Gives me even more hope! thanks for sharing

Many readers here will probably want to check out some of the clinical trials that DRI is conducting. Perhaps the greatest interest would be in checking out some of their islet cell implantation investigations, particularly the various immunosupressant (sp?) medications they are trying out. You can see them at .

You got me inspired! The link needs fixing (the tudiabetes link is mistakenly combined with the dri part).

Thanks for all the wonderful feedback! I’m glad you are all enjoying my experience as much as I did.

(I’ve fixed the link, as well)

The post is wonderful. Thank you so much. I am hopeful that scientists can find the cause as much as the cure. I was not aware of this group and it is wonderful to be educated.

rick phillips

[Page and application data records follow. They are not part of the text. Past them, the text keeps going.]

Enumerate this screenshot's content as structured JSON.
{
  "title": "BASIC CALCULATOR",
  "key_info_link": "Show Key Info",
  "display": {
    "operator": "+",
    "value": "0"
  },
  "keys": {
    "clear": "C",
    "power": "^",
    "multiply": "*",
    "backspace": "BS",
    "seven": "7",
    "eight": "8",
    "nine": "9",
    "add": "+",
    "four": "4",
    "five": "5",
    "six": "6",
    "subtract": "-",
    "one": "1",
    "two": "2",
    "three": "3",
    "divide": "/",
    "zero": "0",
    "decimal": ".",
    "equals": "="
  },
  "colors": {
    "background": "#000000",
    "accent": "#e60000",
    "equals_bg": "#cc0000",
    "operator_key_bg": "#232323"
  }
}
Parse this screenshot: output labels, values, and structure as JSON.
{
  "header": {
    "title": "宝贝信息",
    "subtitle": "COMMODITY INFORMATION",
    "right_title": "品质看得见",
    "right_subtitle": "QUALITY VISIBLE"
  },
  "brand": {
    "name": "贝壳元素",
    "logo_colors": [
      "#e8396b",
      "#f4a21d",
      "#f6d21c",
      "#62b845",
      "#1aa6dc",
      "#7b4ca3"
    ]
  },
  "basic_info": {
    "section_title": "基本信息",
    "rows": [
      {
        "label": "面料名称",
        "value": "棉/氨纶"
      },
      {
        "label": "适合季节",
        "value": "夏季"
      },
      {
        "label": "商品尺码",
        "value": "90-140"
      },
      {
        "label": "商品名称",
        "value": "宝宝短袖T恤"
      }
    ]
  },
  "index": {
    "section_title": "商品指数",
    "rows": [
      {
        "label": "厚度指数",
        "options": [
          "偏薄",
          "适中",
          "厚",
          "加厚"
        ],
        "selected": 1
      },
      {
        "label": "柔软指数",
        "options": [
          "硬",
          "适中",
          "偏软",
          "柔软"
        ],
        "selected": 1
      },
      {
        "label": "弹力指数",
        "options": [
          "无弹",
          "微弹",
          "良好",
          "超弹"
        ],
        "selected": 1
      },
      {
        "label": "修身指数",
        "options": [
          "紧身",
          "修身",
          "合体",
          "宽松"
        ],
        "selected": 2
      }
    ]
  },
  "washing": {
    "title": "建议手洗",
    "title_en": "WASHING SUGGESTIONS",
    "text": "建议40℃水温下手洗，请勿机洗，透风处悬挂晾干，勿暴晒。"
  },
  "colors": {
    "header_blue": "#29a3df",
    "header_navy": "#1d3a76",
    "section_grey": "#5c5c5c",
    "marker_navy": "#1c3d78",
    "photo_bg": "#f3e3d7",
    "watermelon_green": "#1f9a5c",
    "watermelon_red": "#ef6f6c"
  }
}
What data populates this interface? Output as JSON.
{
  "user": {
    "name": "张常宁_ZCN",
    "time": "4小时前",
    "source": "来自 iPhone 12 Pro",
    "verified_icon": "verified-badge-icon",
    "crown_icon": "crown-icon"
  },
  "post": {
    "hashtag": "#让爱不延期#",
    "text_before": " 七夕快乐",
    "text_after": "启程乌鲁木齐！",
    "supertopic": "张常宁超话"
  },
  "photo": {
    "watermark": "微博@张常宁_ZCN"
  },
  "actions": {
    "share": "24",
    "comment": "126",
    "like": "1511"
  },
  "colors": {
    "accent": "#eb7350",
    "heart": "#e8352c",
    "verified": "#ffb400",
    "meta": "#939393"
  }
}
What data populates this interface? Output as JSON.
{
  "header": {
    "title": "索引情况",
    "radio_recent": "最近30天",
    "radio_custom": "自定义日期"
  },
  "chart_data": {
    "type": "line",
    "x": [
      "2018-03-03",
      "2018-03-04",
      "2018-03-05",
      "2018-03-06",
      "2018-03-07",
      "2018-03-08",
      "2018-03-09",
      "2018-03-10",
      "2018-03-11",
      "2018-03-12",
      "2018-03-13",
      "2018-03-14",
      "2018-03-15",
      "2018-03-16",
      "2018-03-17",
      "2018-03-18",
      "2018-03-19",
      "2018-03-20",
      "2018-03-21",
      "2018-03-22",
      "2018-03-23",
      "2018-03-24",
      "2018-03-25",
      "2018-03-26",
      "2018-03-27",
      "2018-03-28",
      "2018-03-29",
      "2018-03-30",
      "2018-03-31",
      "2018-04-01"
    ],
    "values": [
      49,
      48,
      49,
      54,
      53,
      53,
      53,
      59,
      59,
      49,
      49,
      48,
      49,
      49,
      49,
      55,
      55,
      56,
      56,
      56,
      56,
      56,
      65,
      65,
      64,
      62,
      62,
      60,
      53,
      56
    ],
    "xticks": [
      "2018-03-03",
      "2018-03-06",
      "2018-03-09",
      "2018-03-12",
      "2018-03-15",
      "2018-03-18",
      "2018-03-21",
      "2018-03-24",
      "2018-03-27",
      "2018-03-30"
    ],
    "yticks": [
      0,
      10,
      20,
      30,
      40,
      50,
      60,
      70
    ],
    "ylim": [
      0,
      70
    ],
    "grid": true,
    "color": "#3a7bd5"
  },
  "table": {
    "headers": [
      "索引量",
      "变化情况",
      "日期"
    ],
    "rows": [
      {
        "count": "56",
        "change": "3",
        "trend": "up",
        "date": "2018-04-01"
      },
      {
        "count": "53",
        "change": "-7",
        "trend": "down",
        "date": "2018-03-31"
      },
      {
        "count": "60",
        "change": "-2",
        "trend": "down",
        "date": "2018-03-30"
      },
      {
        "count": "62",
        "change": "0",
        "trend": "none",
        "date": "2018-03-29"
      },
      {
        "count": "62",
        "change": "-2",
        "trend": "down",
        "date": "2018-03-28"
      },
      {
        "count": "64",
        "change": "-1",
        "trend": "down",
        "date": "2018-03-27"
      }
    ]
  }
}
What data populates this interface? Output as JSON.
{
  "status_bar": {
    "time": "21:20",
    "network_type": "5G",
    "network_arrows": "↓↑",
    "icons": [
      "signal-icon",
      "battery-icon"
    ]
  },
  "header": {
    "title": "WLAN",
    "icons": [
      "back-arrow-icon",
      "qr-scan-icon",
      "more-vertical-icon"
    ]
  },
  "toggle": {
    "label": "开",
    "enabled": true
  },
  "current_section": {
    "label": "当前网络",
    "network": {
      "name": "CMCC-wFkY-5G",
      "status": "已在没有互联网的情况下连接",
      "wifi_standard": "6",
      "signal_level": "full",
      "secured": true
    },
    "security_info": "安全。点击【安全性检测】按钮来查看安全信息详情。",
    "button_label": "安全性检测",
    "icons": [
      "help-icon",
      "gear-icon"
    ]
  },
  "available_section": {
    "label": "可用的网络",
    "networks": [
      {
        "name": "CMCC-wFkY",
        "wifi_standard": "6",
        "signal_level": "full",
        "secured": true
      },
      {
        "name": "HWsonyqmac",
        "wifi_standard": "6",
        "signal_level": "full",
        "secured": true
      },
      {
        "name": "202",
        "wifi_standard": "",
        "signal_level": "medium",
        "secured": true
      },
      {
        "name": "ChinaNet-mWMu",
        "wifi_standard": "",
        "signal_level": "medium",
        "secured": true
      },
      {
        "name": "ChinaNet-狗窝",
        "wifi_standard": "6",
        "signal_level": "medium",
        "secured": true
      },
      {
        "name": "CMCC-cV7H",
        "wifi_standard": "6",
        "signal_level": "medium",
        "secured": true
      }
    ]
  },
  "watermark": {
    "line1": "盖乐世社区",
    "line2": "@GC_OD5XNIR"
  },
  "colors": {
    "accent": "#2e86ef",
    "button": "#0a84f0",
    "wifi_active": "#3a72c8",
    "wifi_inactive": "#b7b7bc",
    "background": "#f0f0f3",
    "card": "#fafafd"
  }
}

It is so exciting to see how the biology of islet cell transplantation is going high tech and combining with computer technology to advance the field. The encapsuling of the islets to hide them from the immune system seems to be a promising direction. Thanks for posting this and the pictures are great!

I have just spoken to a recruiter at the Institute about possibly participating in their islet cell transplant project. At this stage, I don’t know if I’d be a candidate or how I feel about the proceedure. I am going to start a forum discussion about my concerns with taking the immune supressants… I am anxious to hear everyone’s thoughts.